### Brief
Only the text of the records belongs in the answer, copied exactly, with every picture omitted.

### Website and app data records
= = = =

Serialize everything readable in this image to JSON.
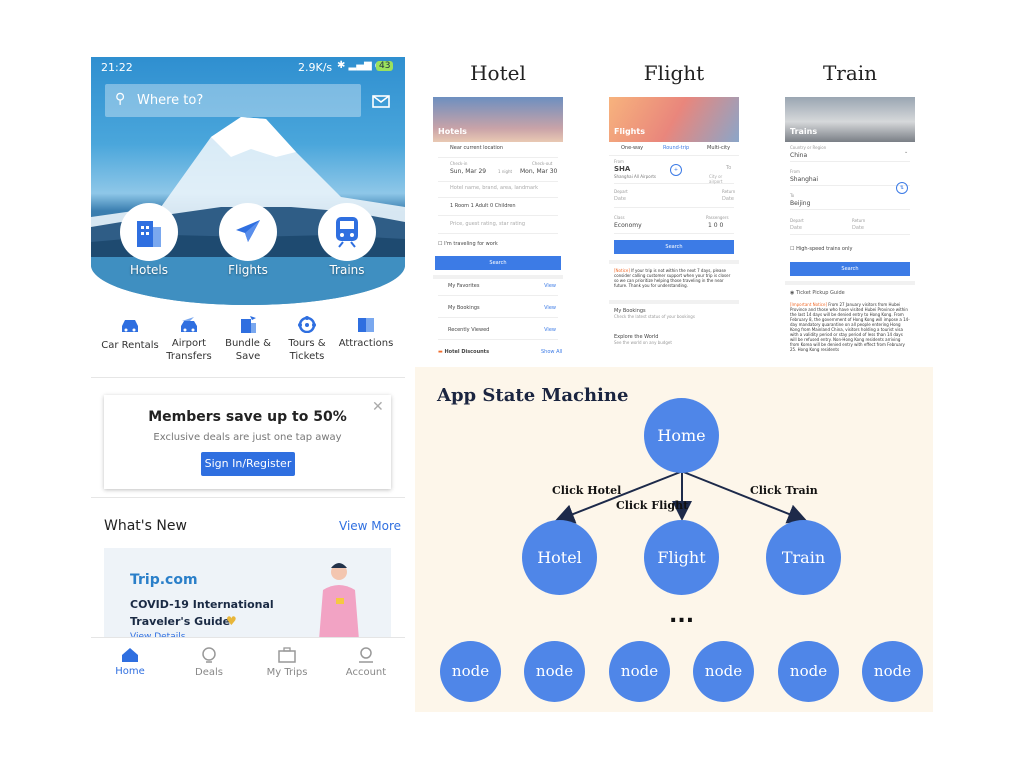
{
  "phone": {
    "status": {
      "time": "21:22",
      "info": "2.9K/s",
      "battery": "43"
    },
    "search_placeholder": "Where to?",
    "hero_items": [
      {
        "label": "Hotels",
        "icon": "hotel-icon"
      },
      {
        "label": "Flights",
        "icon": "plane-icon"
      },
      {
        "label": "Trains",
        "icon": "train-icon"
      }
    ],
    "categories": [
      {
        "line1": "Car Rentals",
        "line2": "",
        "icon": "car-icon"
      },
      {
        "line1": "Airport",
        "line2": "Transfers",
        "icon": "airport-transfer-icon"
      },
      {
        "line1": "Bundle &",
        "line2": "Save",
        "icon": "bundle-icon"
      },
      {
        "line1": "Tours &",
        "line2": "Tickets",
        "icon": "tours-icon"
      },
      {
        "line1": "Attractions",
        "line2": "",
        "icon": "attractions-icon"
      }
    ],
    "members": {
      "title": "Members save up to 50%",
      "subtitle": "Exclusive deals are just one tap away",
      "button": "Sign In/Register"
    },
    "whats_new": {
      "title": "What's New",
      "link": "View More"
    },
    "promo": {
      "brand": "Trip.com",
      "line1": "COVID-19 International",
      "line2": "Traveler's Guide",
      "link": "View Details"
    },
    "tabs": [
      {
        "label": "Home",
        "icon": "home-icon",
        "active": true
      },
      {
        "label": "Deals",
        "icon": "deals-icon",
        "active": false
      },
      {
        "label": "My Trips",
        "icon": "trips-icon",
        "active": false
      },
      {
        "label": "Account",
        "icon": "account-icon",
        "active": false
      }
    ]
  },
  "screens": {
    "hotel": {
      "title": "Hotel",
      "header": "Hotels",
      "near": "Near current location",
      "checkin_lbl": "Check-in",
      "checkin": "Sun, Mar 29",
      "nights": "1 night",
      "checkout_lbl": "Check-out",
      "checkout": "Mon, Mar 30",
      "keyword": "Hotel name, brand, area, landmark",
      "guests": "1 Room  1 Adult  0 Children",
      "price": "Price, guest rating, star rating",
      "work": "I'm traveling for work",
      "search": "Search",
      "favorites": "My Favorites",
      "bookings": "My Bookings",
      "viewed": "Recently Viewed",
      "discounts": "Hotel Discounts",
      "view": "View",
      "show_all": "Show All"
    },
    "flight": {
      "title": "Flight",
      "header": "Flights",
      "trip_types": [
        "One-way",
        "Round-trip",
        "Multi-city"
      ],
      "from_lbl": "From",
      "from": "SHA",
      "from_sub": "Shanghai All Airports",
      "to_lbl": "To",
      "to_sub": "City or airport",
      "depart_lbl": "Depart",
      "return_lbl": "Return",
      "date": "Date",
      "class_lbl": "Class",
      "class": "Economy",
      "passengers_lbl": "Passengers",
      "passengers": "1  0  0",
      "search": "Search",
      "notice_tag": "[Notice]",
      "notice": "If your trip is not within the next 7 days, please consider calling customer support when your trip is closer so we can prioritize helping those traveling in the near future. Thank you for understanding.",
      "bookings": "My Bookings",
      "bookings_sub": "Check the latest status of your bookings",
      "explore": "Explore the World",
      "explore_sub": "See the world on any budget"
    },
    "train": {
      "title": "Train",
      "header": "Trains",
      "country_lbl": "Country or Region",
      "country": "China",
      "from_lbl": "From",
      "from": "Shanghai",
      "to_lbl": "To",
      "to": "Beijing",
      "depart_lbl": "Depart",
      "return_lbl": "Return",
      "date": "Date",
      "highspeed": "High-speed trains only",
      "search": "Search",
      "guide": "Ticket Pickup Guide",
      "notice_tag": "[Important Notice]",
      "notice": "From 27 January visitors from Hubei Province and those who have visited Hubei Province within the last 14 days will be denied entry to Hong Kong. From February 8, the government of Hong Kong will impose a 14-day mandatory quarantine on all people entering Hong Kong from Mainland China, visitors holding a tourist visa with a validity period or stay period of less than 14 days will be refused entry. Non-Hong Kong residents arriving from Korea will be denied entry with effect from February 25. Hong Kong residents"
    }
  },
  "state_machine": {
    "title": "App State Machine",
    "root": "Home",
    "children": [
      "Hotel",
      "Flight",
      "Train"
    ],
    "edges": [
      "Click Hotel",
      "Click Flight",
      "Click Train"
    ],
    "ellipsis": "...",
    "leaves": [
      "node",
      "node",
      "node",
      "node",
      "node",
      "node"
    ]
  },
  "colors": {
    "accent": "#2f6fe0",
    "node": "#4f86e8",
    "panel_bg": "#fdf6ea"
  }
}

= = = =

### Response to the exercise
Serialize everything readable in this image to JSON.
{
  "phone": {
    "status": {
      "time": "21:22",
      "info": "2.9K/s",
      "battery": "43"
    },
    "search_placeholder": "Where to?",
    "hero_items": [
      {
        "label": "Hotels",
        "icon": "hotel-icon"
      },
      {
        "label": "Flights",
        "icon": "plane-icon"
      },
      {
        "label": "Trains",
        "icon": "train-icon"
      }
    ],
    "categories": [
      {
        "line1": "Car Rentals",
        "line2": "",
        "icon": "car-icon"
      },
      {
        "line1": "Airport",
        "line2": "Transfers",
        "icon": "airport-transfer-icon"
      },
      {
        "line1": "Bundle &",
        "line2": "Save",
        "icon": "bundle-icon"
      },
      {
        "line1": "Tours &",
        "line2": "Tickets",
        "icon": "tours-icon"
      },
      {
        "line1": "Attractions",
        "line2": "",
        "icon": "attractions-icon"
      }
    ],
    "members": {
      "title": "Members save up to 50%",
      "subtitle": "Exclusive deals are just one tap away",
      "button": "Sign In/Register"
    },
    "whats_new": {
      "title": "What's New",
      "link": "View More"
    },
    "promo": {
      "brand": "Trip.com",
      "line1": "COVID-19 International",
      "line2": "Traveler's Guide",
      "link": "View Details"
    },
    "tabs": [
      {
        "label": "Home",
        "icon": "home-icon",
        "active": true
      },
      {
        "label": "Deals",
        "icon": "deals-icon",
        "active": false
      },
      {
        "label": "My Trips",
        "icon": "trips-icon",
        "active": false
      },
      {
        "label": "Account",
        "icon": "account-icon",
        "active": false
      }
    ]
  },
  "screens": {
    "hotel": {
      "title": "Hotel",
      "header": "Hotels",
      "near": "Near current location",
      "checkin_lbl": "Check-in",
      "checkin": "Sun, Mar 29",
      "nights": "1 night",
      "checkout_lbl": "Check-out",
      "checkout": "Mon, Mar 30",
      "keyword": "Hotel name, brand, area, landmark",
      "guests": "1 Room  1 Adult  0 Children",
      "price": "Price, guest rating, star rating",
      "work": "I'm traveling for work",
      "search": "Search",
      "favorites": "My Favorites",
      "bookings": "My Bookings",
      "viewed": "Recently Viewed",
      "discounts": "Hotel Discounts",
      "view": "View",
      "show_all": "Show All"
    },
    "flight": {
      "title": "Flight",
      "header": "Flights",
      "trip_types": [
        "One-way",
        "Round-trip",
        "Multi-city"
      ],
      "from_lbl": "From",
      "from": "SHA",
      "from_sub": "Shanghai All Airports",
      "to_lbl": "To",
      "to_sub": "City or airport",
      "depart_lbl": "Depart",
      "return_lbl": "Return",
      "date": "Date",
      "class_lbl": "Class",
      "class": "Economy",
      "passengers_lbl": "Passengers",
      "passengers": "1  0  0",
      "search": "Search",
      "notice_tag": "[Notice]",
      "notice": "If your trip is not within the next 7 days, please consider calling customer support when your trip is closer so we can prioritize helping those traveling in the near future. Thank you for understanding.",
      "bookings": "My Bookings",
      "bookings_sub": "Check the latest status of your bookings",
      "explore": "Explore the World",
      "explore_sub": "See the world on any budget"
    },
    "train": {
      "title": "Train",
      "header": "Trains",
      "country_lbl": "Country or Region",
      "country": "China",
      "from_lbl": "From",
      "from": "Shanghai",
      "to_lbl": "To",
      "to": "Beijing",
      "depart_lbl": "Depart",
      "return_lbl": "Return",
      "date": "Date",
      "highspeed": "High-speed trains only",
      "search": "Search",
      "guide": "Ticket Pickup Guide",
      "notice_tag": "[Important Notice]",
      "notice": "From 27 January visitors from Hubei Province and those who have visited Hubei Province within the last 14 days will be denied entry to Hong Kong. From February 8, the government of Hong Kong will impose a 14-day mandatory quarantine on all people entering Hong Kong from Mainland China, visitors holding a tourist visa with a validity period or stay period of less than 14 days will be refused entry. Non-Hong Kong residents arriving from Korea will be denied entry with effect from February 25. Hong Kong residents"
    }
  },
  "state_machine": {
    "title": "App State Machine",
    "root": "Home",
    "children": [
      "Hotel",
      "Flight",
      "Train"
    ],
    "edges": [
      "Click Hotel",
      "Click Flight",
      "Click Train"
    ],
    "ellipsis": "...",
    "leaves": [
      "node",
      "node",
      "node",
      "node",
      "node",
      "node"
    ]
  },
  "colors": {
    "accent": "#2f6fe0",
    "node": "#4f86e8",
    "panel_bg": "#fdf6ea"
  }
}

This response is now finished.